PEORIA, Ill. (WMBD/WYZZ) — Another day, another twist to the high school basketball season that is still two weeks away from a scheduled start.
A day after the Illinois High School Association announced it is holding to its plan to start a prep basketball season in November, Governor JB Pritzker said he’s like to see the season moved to the spring. The IHSA says its sticking to its schedule and released it mitigations for winter sports Thursday.
Tuesday, the Illinois Department of Public Health moved basketball from medium to high risk, meaning no games, no intrasquad scrimmages and no contact practices can take place. Wednesday the IHSA board voted to allow local school districts to make the decision if their teams will play this winter.
The student-athletes are the ones caught in the middle.
“I think everyone wants to play badly,” Notre Dame senior Matthew Williams said at practice Thursday. “We’ll do whatever it takes to have a season, even if it’s in the spring, I think he’d all be ready to go.”
The winter basketball season is scheduled to begin with practice on Nov. 16 and games on Nov. 30. But with the governor’s office and the IHSA butting heads, the fate of the season may be decided in a court of law before its played out on basketball courts.
“I just tell them, whatever they choose to do we just have to roll with it,” Manual boys basketball coach Willie Coleman said. “(I tell them) keep your head up, no matter what. it’s a tough time. And I can’t imagine what these kids are going through.”

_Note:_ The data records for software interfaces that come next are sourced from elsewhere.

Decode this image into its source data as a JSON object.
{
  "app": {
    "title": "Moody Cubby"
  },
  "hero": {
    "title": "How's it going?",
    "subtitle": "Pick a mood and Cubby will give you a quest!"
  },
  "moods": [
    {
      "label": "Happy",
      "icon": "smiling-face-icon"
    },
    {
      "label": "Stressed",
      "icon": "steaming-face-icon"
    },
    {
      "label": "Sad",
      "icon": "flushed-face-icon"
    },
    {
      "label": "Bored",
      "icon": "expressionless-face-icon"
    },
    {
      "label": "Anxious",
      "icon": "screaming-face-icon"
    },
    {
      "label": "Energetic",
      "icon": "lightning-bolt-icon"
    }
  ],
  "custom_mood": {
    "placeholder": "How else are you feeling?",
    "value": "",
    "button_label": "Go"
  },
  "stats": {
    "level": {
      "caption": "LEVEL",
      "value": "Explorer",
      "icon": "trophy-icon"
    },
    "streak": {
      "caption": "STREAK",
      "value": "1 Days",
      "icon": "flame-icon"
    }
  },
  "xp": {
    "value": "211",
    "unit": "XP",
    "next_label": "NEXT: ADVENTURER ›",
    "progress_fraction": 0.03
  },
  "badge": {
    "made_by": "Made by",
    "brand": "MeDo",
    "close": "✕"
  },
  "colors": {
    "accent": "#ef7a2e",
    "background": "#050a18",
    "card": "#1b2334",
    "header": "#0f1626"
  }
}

The IHSA mitigations include players, coaches and officials wearing masks while at play. Due to players wearing masks during contests, a media time-out will be taken each quarter at the first dead ball under the 5-minute mark to give players an opportunity to catch their breath.
“It’s been a roller coaster,” said Limestone boys basketball coach Tony Thomason. “Those are things we can’t control. We’re doing our part, social distancing, wearing our masks, the kids have done a great job adhering to that. So we are only worried about what we can control right now.”